reasons. Other times, it may not have anything to do with her care, but sometimes it just happens, due to things such
as she is unable to pass the eggs through the cloaca.
Signs of an egg-bound dragon would be:
-Frenzied digging in many spots
-lethargy and very weak
This is life threatening, and if you think your dragon is egg-bound, you need to get to a vet
ASAP. Even then, it is possible that your dragon will not make it. Please make sure you have a sufficient lay
box set up for any female dragon that is 18 inches or longer. It is better to be early in setting it up, than to be
too late and lose your dragon.
Snout damage is common in captive reptiles. It is usually
caused by a dragon banging their snout against their enclosure. It will become sore, bloody, and cause scale damage
if nothing is done about it. Worse cases, the dragon has a very malformed snout and it can become infected. They
do not understand the concept of glass and tend to run into it often or they see their reflection and try to attack it.
Many times a bigger enclosure will stop this but this might not always help. You can always cover the bottom of your
enclosure with black electrical tape or construction paper. This usually helps.
To keep the dragons nose from becoming infected. You can use good old neosporin to
put on the snout. You can also use once again Betadine or Nolvasan solution.
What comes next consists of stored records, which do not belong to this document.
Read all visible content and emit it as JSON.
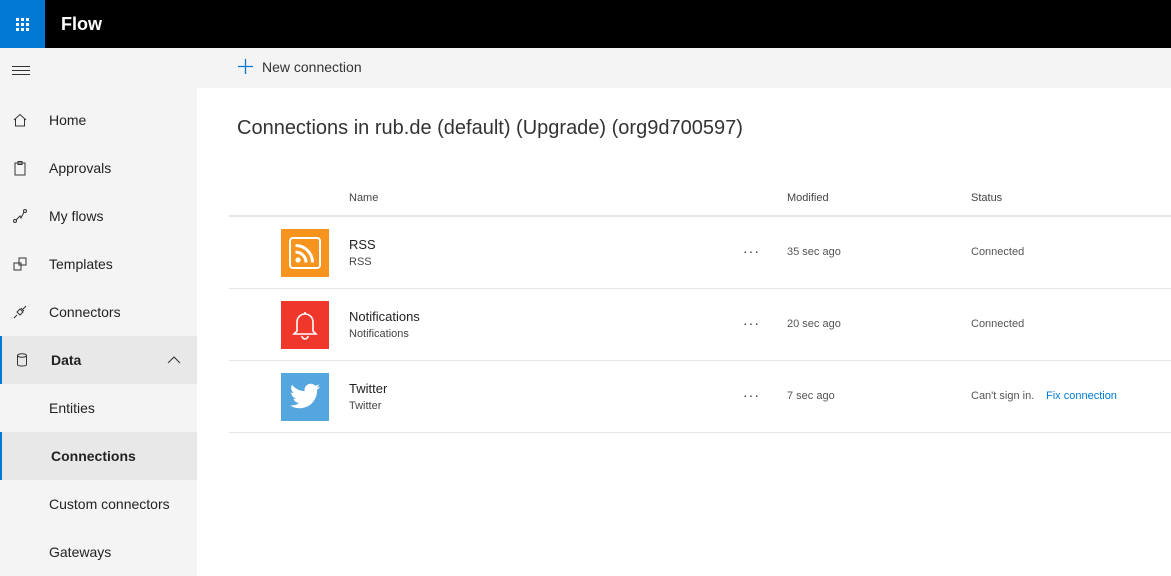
{
  "app": {
    "title": "Flow"
  },
  "sidebar": {
    "items": [
      {
        "label": "Home"
      },
      {
        "label": "Approvals"
      },
      {
        "label": "My flows"
      },
      {
        "label": "Templates"
      },
      {
        "label": "Connectors"
      },
      {
        "label": "Data"
      },
      {
        "label": "Entities"
      },
      {
        "label": "Connections"
      },
      {
        "label": "Custom connectors"
      },
      {
        "label": "Gateways"
      }
    ]
  },
  "toolbar": {
    "new_connection_label": "New connection"
  },
  "main": {
    "title": "Connections in rub.de (default) (Upgrade) (org9d700597)",
    "columns": {
      "name": "Name",
      "modified": "Modified",
      "status": "Status"
    },
    "rows": [
      {
        "name": "RSS",
        "subtitle": "RSS",
        "more": "···",
        "modified": "35 sec ago",
        "status": "Connected",
        "icon": "rss-icon",
        "color": "#f7941e"
      },
      {
        "name": "Notifications",
        "subtitle": "Notifications",
        "more": "···",
        "modified": "20 sec ago",
        "status": "Connected",
        "icon": "bell-icon",
        "color": "#f0372c"
      },
      {
        "name": "Twitter",
        "subtitle": "Twitter",
        "more": "···",
        "modified": "7 sec ago",
        "status": "Can't sign in.",
        "fix": "Fix connection",
        "icon": "twitter-bird-icon",
        "color": "#55a6de"
      }
    ]
  },
  "colors": {
    "accent": "#0078d4",
    "topbar": "#000000",
    "sidebar": "#f4f4f4"
  }
}
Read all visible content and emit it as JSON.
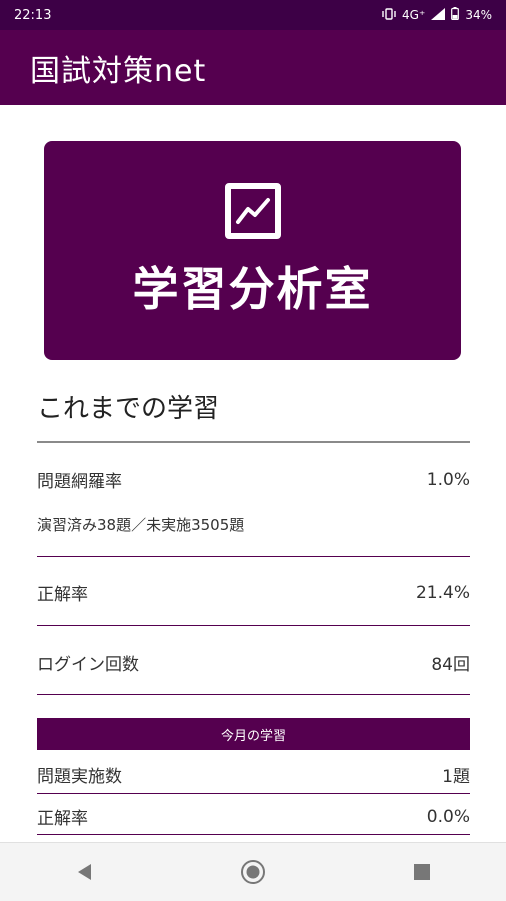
{
  "status_bar": {
    "time": "22:13",
    "network": "4G⁺",
    "battery": "34%"
  },
  "app_bar": {
    "title": "国試対策net"
  },
  "hero": {
    "title": "学習分析室",
    "icon": "trending-up-chart-icon"
  },
  "section": {
    "title": "これまでの学習"
  },
  "stats": {
    "coverage_label": "問題網羅率",
    "coverage_value": "1.0%",
    "coverage_detail": "演習済み38題／未実施3505題",
    "accuracy_label": "正解率",
    "accuracy_value": "21.4%",
    "logins_label": "ログイン回数",
    "logins_value": "84回"
  },
  "month": {
    "header": "今月の学習",
    "solved_label": "問題実施数",
    "solved_value": "1題",
    "accuracy_label": "正解率",
    "accuracy_value": "0.0%"
  },
  "colors": {
    "brand": "#55004f",
    "status_bar": "#3d0046"
  }
}
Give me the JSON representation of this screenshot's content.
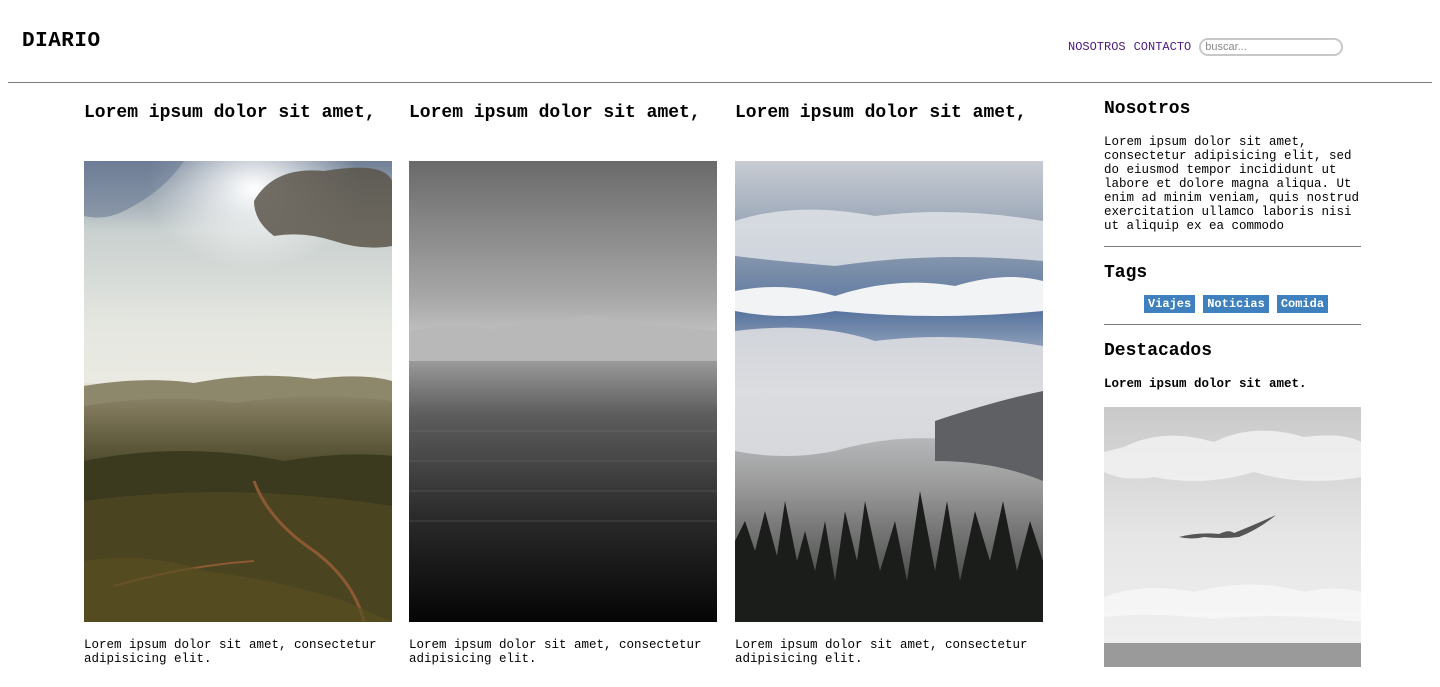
{
  "header": {
    "logo": "DIARIO",
    "nav": [
      "NOSOTROS",
      "CONTACTO"
    ],
    "search_placeholder": "buscar..."
  },
  "articles": [
    {
      "title": "Lorem ipsum dolor sit amet,",
      "excerpt": "Lorem ipsum dolor sit amet, consectetur adipisicing elit."
    },
    {
      "title": "Lorem ipsum dolor sit amet,",
      "excerpt": "Lorem ipsum dolor sit amet, consectetur adipisicing elit."
    },
    {
      "title": "Lorem ipsum dolor sit amet,",
      "excerpt": "Lorem ipsum dolor sit amet, consectetur adipisicing elit."
    }
  ],
  "sidebar": {
    "about_title": "Nosotros",
    "about_text": "Lorem ipsum dolor sit amet, consectetur adipisicing elit, sed do eiusmod tempor incididunt ut labore et dolore magna aliqua. Ut enim ad minim veniam, quis nostrud exercitation ullamco laboris nisi ut aliquip ex ea commodo",
    "tags_title": "Tags",
    "tags": [
      "Viajes",
      "Noticias",
      "Comida"
    ],
    "featured_title": "Destacados",
    "featured_item": "Lorem ipsum dolor sit amet."
  },
  "colors": {
    "nav_link": "#4b1782",
    "tag_bg": "#3f80bf",
    "divider": "#7a7a7a"
  }
}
Luckily my dragons have not
done this. Some dragons will rub and rub and rub trying to get out of their enclosure.
Toe and Spike damage
Things like this, usually happen from improper shedding. Like mentioned before, they use their
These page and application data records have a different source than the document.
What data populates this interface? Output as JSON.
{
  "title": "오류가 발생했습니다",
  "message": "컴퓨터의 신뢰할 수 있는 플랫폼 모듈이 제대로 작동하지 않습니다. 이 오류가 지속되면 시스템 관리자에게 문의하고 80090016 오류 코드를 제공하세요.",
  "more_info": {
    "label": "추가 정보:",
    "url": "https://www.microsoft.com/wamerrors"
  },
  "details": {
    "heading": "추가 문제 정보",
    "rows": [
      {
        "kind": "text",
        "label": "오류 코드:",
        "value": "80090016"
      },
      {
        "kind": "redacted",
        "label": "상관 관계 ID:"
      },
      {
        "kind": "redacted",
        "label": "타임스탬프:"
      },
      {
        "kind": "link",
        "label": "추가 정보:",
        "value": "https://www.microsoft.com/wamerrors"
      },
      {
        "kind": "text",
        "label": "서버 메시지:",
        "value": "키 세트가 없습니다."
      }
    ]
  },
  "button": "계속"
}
water to help them shed. While they are growing they shed constantly. As they age, the stop shedding as much because
they are not growing as fast. As they start a shed, they will begin to look very dull and they start to turn gray.
You may notice your dragon spending more time in the water. They do this to loosen the skin so it will begin to peel
off. Do not peel the skin off for them. This can cause damage to the scales underneath. You may even see
them scratching at their face with their back legs while they are in their water. It is quite funny to watch, but
that is how they get the skin off of their face. Sometimes when they do not shed properly they will lose spikes and
toes. This happens when the shed does not come off and actually strangles the spike or toe so that blood flow is decreased
to that area. Once blood flow to that spot has stopped, then the toe or spike will die and then fall off. Most of the
time this will not hurt your dragon, but you want your dragon to have all its toes. They need them to climb. So
if you notice your dragon having problems shedding, you can do several things.
-Soak the dragon in your bathtub for 20-30mins daily
-Use the product Shed-Ease
-Increase your humidity
-Use small amount of baby oil and gently rub the skin
between your fingers to help soften and loosen the skin.
The water dragons tail can also sometimes be effected by this. They may also loose parts of
their tail due to improper shedding.
Another cause for lose of a toe, or tail is getting caught in something. You want to be careful
with the things you put in your enclosure, as you want to make a safe area for your dragon Unfortunatly, sometimes some
things are beyond your control. If you come home and notice your little one is missing part of a tail or toe, try to
find where he might have lost it, so you can fix the problem. Now the toe will never grow back, but the tail might grow
back slightly. It will never look normal and or regain the length it had once before. If you notice an open area on
the dragon after this happens, you will probably want to keep it clean as possible. That means frequent water changes
(to keep the dirty poo water away from the open area.) You may also want to put neosporin on it to help it heal.
Well that is all I have to offer on the common diseases. I hope this is helpful. If
you have any doubt or concerns about your Water dragon, please get it to a vet ASAP. One thing I have learned in my
job being as a nurse, is that your gut instinct is usually correct. Listen to it. If you think your dragon is sick,
take it to get treatment. Water dragons, like most reptiles, will hide illness and disease until it is sometimes to
late. Don't wait until it is too late.